Over at Human Friendly there is a blog post about needing an
!!. I get what is being said: you have an
Optional that shouldn’t be
nil (it’s an
Optional for many reasons, typically outside of your control such as a bridged item from ObjC). Sounds reasonable, after all, no one likes crashing apps and the alternative is to use the
if-let form to handle the case (or the shorthand
So instead of writing this:
assert(opt != nil) let foo = opt ?? safeValue
You use the shorthand version:
let foo = opt !! safeValue
Sure, it’s more terse. However, and this is the main reason I do not like this pattern: it is introducing a class of bugs that Swift has intentionally chose to make hard to get into and the very reason some are choosing to rewrite everything in Swift.
We did indeed see surprising patterns in the causes of these bugs. I found myself repeatedly saying to myself or Janie that a particular bug wouldn’t have even compiled under Swift, or would have thrown an immediate exception. When we totaled up bugs like this, we found that 40% of bugs shipped to customers in the last three years would have been caught immediately by using Swift. The primary classes of these bugs were:

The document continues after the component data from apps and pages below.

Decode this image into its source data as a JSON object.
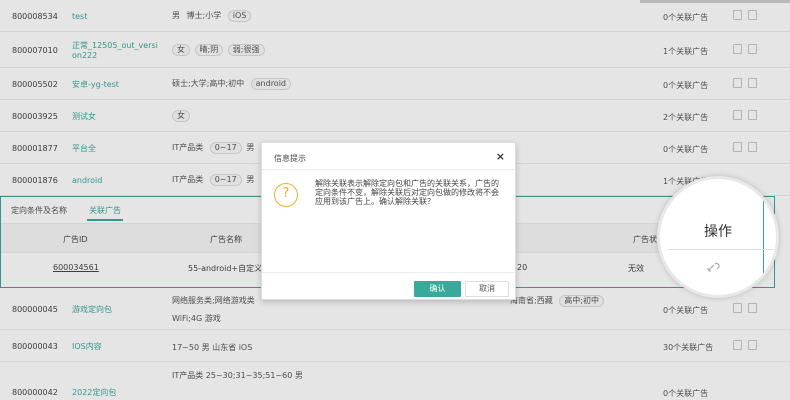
{
  "rows_top": [
    {
      "id": "800008534",
      "name": "test",
      "tags": [
        {
          "t": "男",
          "plain": true
        },
        {
          "t": "博士;小学",
          "plain": true
        },
        {
          "t": "iOS",
          "plain": false
        }
      ],
      "count": "0个关联广告"
    },
    {
      "id": "800007010",
      "name": "正常_12505_out_versi on222",
      "tags": [
        {
          "t": "女",
          "plain": false
        },
        {
          "t": "晴;阴",
          "plain": false
        },
        {
          "t": "弱;很强",
          "plain": false
        }
      ],
      "count": "1个关联广告"
    },
    {
      "id": "800005502",
      "name": "安卓-yg-test",
      "tags": [
        {
          "t": "硕士;大学;高中;初中",
          "plain": true
        },
        {
          "t": "android",
          "plain": false
        }
      ],
      "count": "0个关联广告"
    },
    {
      "id": "800003925",
      "name": "测试女",
      "tags": [
        {
          "t": "女",
          "plain": false
        }
      ],
      "count": "2个关联广告"
    },
    {
      "id": "800001877",
      "name": "平台全",
      "tags": [
        {
          "t": "IT产品类",
          "plain": true
        },
        {
          "t": "0~17",
          "plain": false
        },
        {
          "t": "男",
          "plain": true
        }
      ],
      "count": "0个关联广告"
    },
    {
      "id": "800001876",
      "name": "android",
      "tags": [
        {
          "t": "IT产品类",
          "plain": true
        },
        {
          "t": "0~17",
          "plain": false
        },
        {
          "t": "男",
          "plain": true
        }
      ],
      "count": "1个关联广告"
    }
  ],
  "expanded": {
    "tab1": "定向条件及名称",
    "tab2": "关联广告",
    "col_id": "广告ID",
    "col_name": "广告名称",
    "col_status": "广告状态",
    "row_id": "600034561",
    "row_name": "55-android+自定义",
    "row_extra": "20",
    "row_status": "无效"
  },
  "rows_bottom": [
    {
      "id": "800000045",
      "name": "游戏定向包",
      "line1": "网络服务类;网络游戏类",
      "line1b": "海南省;西藏",
      "line1c": "高中;初中",
      "line2": "WiFi;4G 游戏",
      "count": "0个关联广告"
    },
    {
      "id": "800000043",
      "name": "IOS内容",
      "line1": "17~50  男  山东省  iOS",
      "count": "30个关联广告"
    },
    {
      "id": "800000042",
      "name": "2022定向包",
      "line1": "IT产品类  25~30;31~35;51~60  男",
      "count": "0个关联广告"
    }
  ],
  "dialog": {
    "title": "信息提示",
    "close": "×",
    "message": "解除关联表示解除定向包和广告的关联关系，广告的定向条件不变，解除关联后对定向包做的修改将不会应用到该广告上。确认解除关联？",
    "ok": "确认",
    "cancel": "取消"
  },
  "magnifier": {
    "title": "操作"
  },
  "colors": {
    "accent": "#3aa89b",
    "warn": "#f0ad2e"
  }
}
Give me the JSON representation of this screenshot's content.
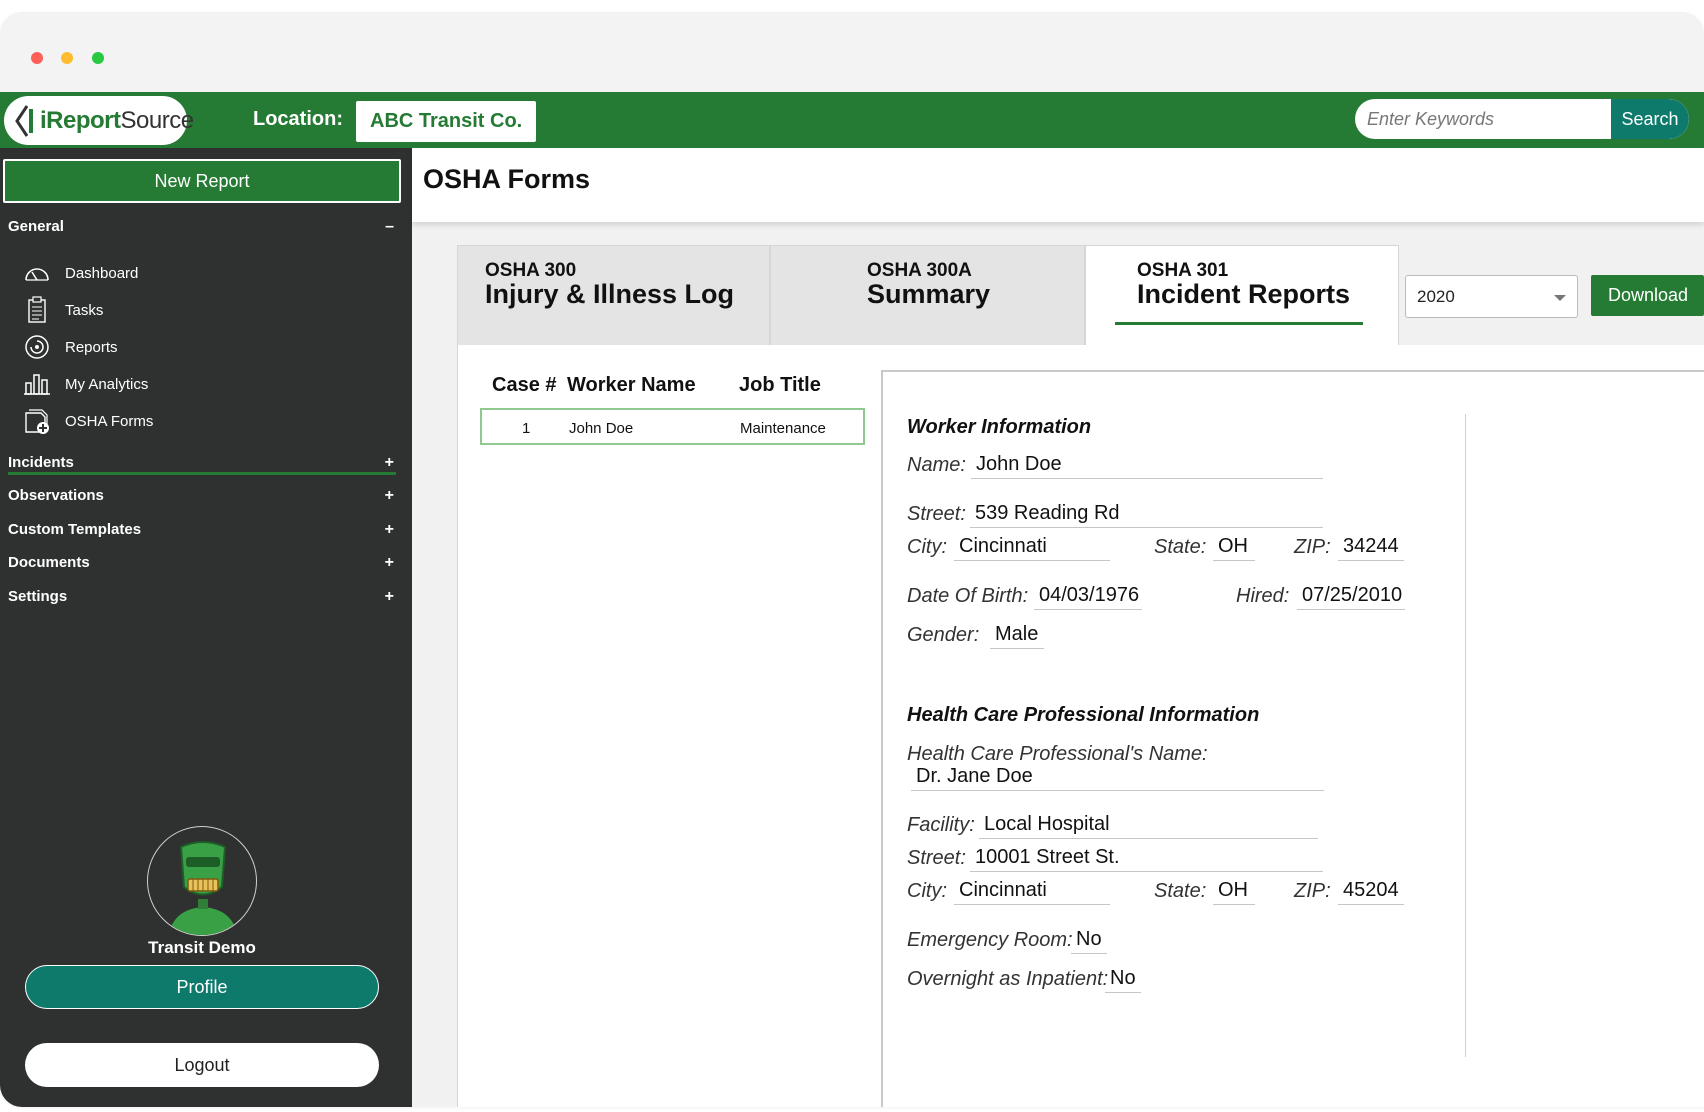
{
  "header": {
    "logo_prefix": "i",
    "logo_bold": "Report",
    "logo_rest": "Source",
    "location_label": "Location:",
    "location_value": "ABC Transit Co.",
    "search_placeholder": "Enter Keywords",
    "search_button": "Search"
  },
  "sidebar": {
    "new_report": "New Report",
    "general": {
      "label": "General",
      "toggle": "–"
    },
    "items": [
      {
        "label": "Dashboard",
        "icon": "dashboard-gauge-icon"
      },
      {
        "label": "Tasks",
        "icon": "clipboard-icon"
      },
      {
        "label": "Reports",
        "icon": "reports-spiral-icon"
      },
      {
        "label": "My Analytics",
        "icon": "bar-chart-icon"
      },
      {
        "label": "OSHA Forms",
        "icon": "osha-forms-icon"
      }
    ],
    "groups": [
      {
        "label": "Incidents",
        "toggle": "+"
      },
      {
        "label": "Observations",
        "toggle": "+"
      },
      {
        "label": "Custom Templates",
        "toggle": "+"
      },
      {
        "label": "Documents",
        "toggle": "+"
      },
      {
        "label": "Settings",
        "toggle": "+"
      }
    ],
    "profile_name": "Transit Demo",
    "profile_button": "Profile",
    "logout_button": "Logout"
  },
  "main": {
    "page_title": "OSHA Forms",
    "tabs": [
      {
        "sub": "OSHA 300",
        "main": "Injury & Illness Log",
        "active": false
      },
      {
        "sub": "OSHA 300A",
        "main": "Summary",
        "active": false
      },
      {
        "sub": "OSHA 301",
        "main": "Incident Reports",
        "active": true
      }
    ],
    "year": "2020",
    "download": "Download"
  },
  "case_table": {
    "headers": [
      "Case #",
      "Worker Name",
      "Job Title"
    ],
    "rows": [
      {
        "case": "1",
        "name": "John Doe",
        "job": "Maintenance"
      }
    ]
  },
  "worker": {
    "title": "Worker Information",
    "name_label": "Name:",
    "name": "John Doe",
    "street_label": "Street:",
    "street": "539 Reading Rd",
    "city_label": "City:",
    "city": "Cincinnati",
    "state_label": "State:",
    "state": "OH",
    "zip_label": "ZIP:",
    "zip": "34244",
    "dob_label": "Date Of Birth:",
    "dob": "04/03/1976",
    "hired_label": "Hired:",
    "hired": "07/25/2010",
    "gender_label": "Gender:",
    "gender": "Male"
  },
  "hcp": {
    "title": "Health Care Professional Information",
    "name_label": "Health Care Professional's Name:",
    "name": "Dr. Jane Doe",
    "facility_label": "Facility:",
    "facility": "Local Hospital",
    "street_label": "Street:",
    "street": "10001 Street St.",
    "city_label": "City:",
    "city": "Cincinnati",
    "state_label": "State:",
    "state": "OH",
    "zip_label": "ZIP:",
    "zip": "45204",
    "er_label": "Emergency Room:",
    "er": "No",
    "overnight_label": "Overnight as Inpatient:",
    "overnight": "No"
  },
  "colors": {
    "brand_green": "#267b34",
    "teal": "#0e7a6c",
    "sidebar_bg": "#2e3130"
  }
}
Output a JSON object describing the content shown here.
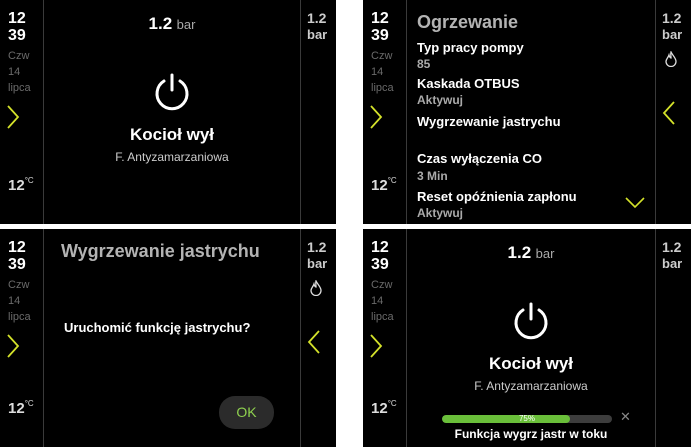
{
  "panels": [
    {
      "side": {
        "hour": "12",
        "minute": "39",
        "day": "Czw",
        "date": "14",
        "month": "lipca",
        "temp": "12",
        "temp_unit": "°C"
      },
      "pressure": {
        "value": "1.2",
        "unit": "bar"
      },
      "status": {
        "state": "Kocioł wył",
        "sub": "F. Antyzamarzaniowa"
      },
      "right": {
        "value": "1.2",
        "unit": "bar"
      }
    },
    {
      "side": {
        "hour": "12",
        "minute": "39",
        "day": "Czw",
        "date": "14",
        "month": "lipca",
        "temp": "12",
        "temp_unit": "°C"
      },
      "title": "Ogrzewanie",
      "items": [
        {
          "label": "Typ pracy pompy",
          "value": "85"
        },
        {
          "label": "Kaskada OTBUS",
          "value": "Aktywuj"
        },
        {
          "label": "Wygrzewanie jastrychu",
          "value": ""
        },
        {
          "label": "Czas wyłączenia CO",
          "value": "3 Min"
        },
        {
          "label": "Reset opóźnienia zapłonu",
          "value": "Aktywuj"
        }
      ],
      "right": {
        "value": "1.2",
        "unit": "bar"
      }
    },
    {
      "side": {
        "hour": "12",
        "minute": "39",
        "day": "Czw",
        "date": "14",
        "month": "lipca",
        "temp": "12",
        "temp_unit": "°C"
      },
      "title": "Wygrzewanie jastrychu",
      "question": "Uruchomić funkcję jastrychu?",
      "ok_label": "OK",
      "right": {
        "value": "1.2",
        "unit": "bar"
      }
    },
    {
      "side": {
        "hour": "12",
        "minute": "39",
        "day": "Czw",
        "date": "14",
        "month": "lipca",
        "temp": "12",
        "temp_unit": "°C"
      },
      "pressure": {
        "value": "1.2",
        "unit": "bar"
      },
      "status": {
        "state": "Kocioł wył",
        "sub": "F. Antyzamarzaniowa"
      },
      "progress": {
        "percent": 75,
        "label": "75%",
        "text": "Funkcja wygrz jastr w toku"
      },
      "right": {
        "value": "1.2",
        "unit": "bar"
      }
    }
  ],
  "colors": {
    "accent_green": "#8fd14f",
    "chevron_yellow": "#d4e22a",
    "progress_fill": "#6abf3a",
    "background": "#000000"
  },
  "icons": [
    "power-icon",
    "chevron-right-icon",
    "chevron-left-icon",
    "chevron-down-icon",
    "flame-icon",
    "close-icon"
  ]
}
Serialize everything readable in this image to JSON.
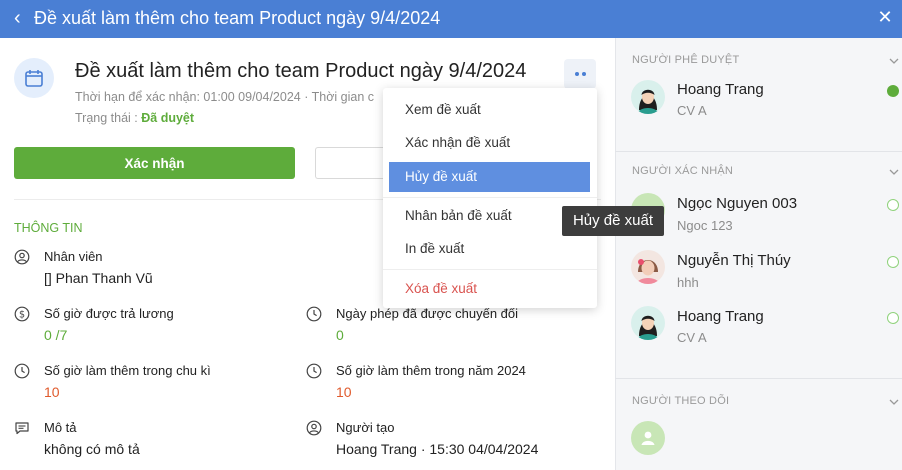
{
  "header": {
    "back_icon": "chevron-left-icon",
    "title": "Đề xuất làm thêm cho team Product ngày 9/4/2024",
    "close_icon": "close-icon"
  },
  "request": {
    "icon": "calendar-icon",
    "title": "Đề xuất làm thêm cho team Product ngày 9/4/2024",
    "meta": "Thời hạn để xác nhận: 01:00 09/04/2024 · Thời gian c",
    "status_label": "Trạng thái :",
    "status_value": "Đã duyệt"
  },
  "actions": {
    "confirm_label": "Xác nhận"
  },
  "info": {
    "section_title": "THÔNG TIN",
    "employee_label": "Nhân viên",
    "employee_value": "[] Phan Thanh Vũ",
    "paid_hours_label": "Số giờ được trả lương",
    "paid_hours_value": "0 /7",
    "converted_leave_label": "Ngày phép đã được chuyển đổi",
    "converted_leave_value": "0",
    "cycle_ot_label": "Số giờ làm thêm trong chu kì",
    "cycle_ot_value": "10",
    "year_ot_label": "Số giờ làm thêm trong năm 2024",
    "year_ot_value": "10",
    "desc_label": "Mô tả",
    "desc_value": "không có mô tả",
    "creator_label": "Người tạo",
    "creator_value": "Hoang Trang · 15:30 04/04/2024"
  },
  "menu": {
    "items": [
      "Xem đề xuất",
      "Xác nhận đề xuất",
      "Hủy đề xuất",
      "Nhân bản đề xuất",
      "In đề xuất",
      "Xóa đề xuất"
    ],
    "active_index": 2
  },
  "tooltip": "Hủy đề xuất",
  "sidebar": {
    "approvers_title": "NGƯỜI PHÊ DUYỆT",
    "approvers": [
      {
        "name": "Hoang Trang",
        "role": "CV A"
      }
    ],
    "confirmers_title": "NGƯỜI XÁC NHẬN",
    "confirmers": [
      {
        "name": "Ngọc Nguyen 003",
        "role": "Ngoc 123"
      },
      {
        "name": "Nguyễn Thị Thúy",
        "role": "hhh"
      },
      {
        "name": "Hoang Trang",
        "role": "CV A"
      }
    ],
    "followers_title": "NGƯỜI THEO DÕI"
  },
  "colors": {
    "header_bg": "#4a7fd4",
    "green": "#5eac3b",
    "red_value": "#e05a2c",
    "menu_active": "#5f8fe0",
    "danger": "#d9534f"
  }
}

- Silent failures due to nil-messaging (emphasis added)
- Improperly handled NSErrors, or other Objective-C error failures
- Bad object typecasts
- Wrong enum lookup tables being used for values
This operator is introducing the same exact semantics that some are trying to run away from.
opt is never supposed to be
nil, then do an
assert on it and log those errors using some sort of telemetry system or simply force unwrap it. The crash logs will help you find these issues and fix them, silently failing will not get you that information.
And you won’t find these issues in testing when using
assert unless you also test against
debug builds. If you are testing
debug builds instead of
release builds, then you really are not testing the product you’ll be giving your customers… but that’s a topic for another day.